**Instructions to follow**
Search the listing below for the word "color", and copy every line in which it turns up.

**Data provided**
*** Block opens ***

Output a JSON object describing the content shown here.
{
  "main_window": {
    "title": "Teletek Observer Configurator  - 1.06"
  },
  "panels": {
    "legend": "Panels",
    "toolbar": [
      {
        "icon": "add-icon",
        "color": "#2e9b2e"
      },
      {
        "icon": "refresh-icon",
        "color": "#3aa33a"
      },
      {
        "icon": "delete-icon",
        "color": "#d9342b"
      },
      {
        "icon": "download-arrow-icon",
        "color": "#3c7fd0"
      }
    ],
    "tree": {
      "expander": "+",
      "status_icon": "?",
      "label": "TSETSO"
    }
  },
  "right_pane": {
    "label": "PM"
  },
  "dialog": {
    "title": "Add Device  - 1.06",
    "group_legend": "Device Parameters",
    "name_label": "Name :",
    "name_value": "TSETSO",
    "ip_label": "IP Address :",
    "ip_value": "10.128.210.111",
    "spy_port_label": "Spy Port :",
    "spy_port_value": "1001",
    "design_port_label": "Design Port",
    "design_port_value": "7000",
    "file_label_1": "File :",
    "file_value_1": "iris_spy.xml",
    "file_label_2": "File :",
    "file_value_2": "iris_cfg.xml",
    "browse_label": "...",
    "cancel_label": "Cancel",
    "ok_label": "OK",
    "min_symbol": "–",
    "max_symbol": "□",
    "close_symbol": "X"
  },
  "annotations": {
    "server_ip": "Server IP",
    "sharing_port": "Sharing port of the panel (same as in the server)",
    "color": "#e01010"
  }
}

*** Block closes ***

**Answer to the problem**
        "color": "#2e9b2e"
        "color": "#3aa33a"
        "color": "#d9342b"
        "color": "#3c7fd0"
    "color": "#e01010"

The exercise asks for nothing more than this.